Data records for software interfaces

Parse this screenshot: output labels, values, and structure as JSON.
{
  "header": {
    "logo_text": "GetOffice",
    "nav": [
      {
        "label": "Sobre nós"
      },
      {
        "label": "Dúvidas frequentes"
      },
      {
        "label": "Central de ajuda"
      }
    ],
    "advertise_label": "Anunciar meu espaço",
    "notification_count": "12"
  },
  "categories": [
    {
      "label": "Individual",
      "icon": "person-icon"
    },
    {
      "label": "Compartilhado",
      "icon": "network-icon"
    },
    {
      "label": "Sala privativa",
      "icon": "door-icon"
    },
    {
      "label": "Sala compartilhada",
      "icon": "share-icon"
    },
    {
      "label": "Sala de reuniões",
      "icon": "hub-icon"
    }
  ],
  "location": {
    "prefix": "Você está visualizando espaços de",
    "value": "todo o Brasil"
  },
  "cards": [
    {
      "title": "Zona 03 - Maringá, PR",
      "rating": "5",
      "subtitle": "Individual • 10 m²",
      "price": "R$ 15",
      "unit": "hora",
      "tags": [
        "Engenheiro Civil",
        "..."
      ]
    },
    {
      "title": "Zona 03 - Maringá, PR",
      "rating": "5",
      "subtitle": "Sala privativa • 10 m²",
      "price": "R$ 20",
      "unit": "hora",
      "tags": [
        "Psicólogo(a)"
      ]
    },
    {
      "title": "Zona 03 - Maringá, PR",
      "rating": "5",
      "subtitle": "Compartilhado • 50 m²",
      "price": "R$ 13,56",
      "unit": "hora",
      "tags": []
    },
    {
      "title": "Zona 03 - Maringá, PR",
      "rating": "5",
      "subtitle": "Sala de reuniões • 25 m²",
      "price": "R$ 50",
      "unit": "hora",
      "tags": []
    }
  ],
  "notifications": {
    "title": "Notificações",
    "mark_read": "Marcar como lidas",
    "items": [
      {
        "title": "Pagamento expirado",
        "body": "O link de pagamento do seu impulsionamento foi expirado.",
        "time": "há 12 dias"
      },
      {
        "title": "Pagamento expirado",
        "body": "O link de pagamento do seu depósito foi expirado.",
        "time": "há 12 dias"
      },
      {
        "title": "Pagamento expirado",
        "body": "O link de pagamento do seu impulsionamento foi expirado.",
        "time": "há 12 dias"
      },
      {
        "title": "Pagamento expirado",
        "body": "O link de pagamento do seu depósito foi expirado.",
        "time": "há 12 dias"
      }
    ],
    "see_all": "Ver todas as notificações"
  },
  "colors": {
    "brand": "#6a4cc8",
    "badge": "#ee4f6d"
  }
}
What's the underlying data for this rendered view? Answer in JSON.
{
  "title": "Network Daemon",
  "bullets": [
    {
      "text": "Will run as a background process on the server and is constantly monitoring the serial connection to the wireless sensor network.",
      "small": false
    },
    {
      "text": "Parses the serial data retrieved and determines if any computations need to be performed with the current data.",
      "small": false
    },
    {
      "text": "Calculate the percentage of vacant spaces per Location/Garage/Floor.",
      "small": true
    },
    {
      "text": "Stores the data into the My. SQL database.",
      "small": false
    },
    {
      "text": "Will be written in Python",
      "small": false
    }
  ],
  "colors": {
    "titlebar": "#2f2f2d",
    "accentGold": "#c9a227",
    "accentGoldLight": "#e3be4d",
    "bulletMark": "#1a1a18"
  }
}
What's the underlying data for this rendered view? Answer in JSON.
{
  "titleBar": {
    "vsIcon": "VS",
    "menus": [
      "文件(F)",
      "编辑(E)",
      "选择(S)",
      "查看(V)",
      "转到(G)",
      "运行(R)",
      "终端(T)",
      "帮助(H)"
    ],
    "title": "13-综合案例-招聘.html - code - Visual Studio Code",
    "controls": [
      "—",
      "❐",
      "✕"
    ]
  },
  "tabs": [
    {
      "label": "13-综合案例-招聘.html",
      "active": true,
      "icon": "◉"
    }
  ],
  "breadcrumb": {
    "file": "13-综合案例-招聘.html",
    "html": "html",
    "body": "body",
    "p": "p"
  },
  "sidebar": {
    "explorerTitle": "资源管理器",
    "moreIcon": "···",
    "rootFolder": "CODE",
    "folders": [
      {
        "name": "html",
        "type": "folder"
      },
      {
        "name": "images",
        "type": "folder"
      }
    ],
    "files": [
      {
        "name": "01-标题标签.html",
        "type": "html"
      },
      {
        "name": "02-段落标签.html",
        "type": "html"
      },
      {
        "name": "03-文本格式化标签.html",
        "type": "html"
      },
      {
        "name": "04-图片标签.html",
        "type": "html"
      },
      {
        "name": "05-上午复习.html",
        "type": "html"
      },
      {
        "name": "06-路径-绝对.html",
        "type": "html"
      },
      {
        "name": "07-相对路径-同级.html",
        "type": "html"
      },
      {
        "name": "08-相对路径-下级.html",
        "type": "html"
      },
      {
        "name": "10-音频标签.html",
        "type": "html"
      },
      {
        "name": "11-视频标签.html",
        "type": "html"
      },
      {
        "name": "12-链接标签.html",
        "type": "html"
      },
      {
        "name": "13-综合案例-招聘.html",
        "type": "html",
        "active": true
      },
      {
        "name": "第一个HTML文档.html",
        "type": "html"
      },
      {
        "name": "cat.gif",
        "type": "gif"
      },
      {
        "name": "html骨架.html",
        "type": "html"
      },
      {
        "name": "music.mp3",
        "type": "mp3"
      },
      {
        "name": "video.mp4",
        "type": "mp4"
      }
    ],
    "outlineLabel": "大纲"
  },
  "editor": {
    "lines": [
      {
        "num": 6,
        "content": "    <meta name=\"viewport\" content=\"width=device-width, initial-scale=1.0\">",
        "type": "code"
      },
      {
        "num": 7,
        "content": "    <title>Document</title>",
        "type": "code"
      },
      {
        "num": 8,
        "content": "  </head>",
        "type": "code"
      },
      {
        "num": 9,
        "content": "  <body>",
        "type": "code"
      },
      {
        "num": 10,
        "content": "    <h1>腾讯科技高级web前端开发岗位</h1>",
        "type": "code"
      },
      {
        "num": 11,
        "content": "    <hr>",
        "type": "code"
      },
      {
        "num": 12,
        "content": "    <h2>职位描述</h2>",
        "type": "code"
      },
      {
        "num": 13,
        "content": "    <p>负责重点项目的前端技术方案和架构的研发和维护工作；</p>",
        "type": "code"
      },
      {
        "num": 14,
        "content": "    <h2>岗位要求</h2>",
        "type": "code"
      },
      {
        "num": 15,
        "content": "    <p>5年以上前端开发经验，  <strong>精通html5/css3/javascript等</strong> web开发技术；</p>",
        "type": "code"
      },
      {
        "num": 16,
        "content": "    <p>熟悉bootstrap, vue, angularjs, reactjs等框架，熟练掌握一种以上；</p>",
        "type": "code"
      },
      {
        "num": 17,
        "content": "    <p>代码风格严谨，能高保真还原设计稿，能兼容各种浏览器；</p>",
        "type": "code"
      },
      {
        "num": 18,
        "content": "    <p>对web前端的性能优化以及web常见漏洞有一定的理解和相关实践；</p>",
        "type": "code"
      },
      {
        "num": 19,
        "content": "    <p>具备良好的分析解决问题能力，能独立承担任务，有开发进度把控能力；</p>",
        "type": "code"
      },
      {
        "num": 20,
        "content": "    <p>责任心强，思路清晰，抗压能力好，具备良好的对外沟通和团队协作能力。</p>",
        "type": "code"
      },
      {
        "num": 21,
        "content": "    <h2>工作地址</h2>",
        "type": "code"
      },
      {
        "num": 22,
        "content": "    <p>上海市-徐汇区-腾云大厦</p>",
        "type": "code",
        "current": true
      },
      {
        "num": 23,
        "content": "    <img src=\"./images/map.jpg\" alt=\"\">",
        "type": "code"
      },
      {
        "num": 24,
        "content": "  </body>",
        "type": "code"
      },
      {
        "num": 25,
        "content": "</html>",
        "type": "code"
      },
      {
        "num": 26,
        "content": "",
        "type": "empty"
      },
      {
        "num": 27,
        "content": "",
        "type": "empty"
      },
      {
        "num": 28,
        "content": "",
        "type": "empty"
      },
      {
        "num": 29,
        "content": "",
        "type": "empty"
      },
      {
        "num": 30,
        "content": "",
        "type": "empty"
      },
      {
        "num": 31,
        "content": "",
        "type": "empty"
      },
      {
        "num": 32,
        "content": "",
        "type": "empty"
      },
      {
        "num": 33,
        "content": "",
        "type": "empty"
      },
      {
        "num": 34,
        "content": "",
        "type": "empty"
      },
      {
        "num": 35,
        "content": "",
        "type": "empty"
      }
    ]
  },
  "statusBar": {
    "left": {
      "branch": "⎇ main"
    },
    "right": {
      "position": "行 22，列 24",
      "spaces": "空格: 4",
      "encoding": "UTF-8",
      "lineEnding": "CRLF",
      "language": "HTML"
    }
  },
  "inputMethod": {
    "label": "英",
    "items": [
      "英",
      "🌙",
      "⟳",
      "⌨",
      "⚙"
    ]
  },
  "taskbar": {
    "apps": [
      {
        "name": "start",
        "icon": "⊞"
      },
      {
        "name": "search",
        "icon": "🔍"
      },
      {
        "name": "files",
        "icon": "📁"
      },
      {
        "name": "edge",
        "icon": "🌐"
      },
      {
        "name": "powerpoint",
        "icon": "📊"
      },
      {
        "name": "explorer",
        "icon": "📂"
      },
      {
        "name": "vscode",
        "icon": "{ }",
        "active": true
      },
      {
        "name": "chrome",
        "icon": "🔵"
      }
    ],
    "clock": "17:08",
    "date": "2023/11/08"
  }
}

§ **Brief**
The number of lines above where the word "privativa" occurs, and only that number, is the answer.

§ **Response**
2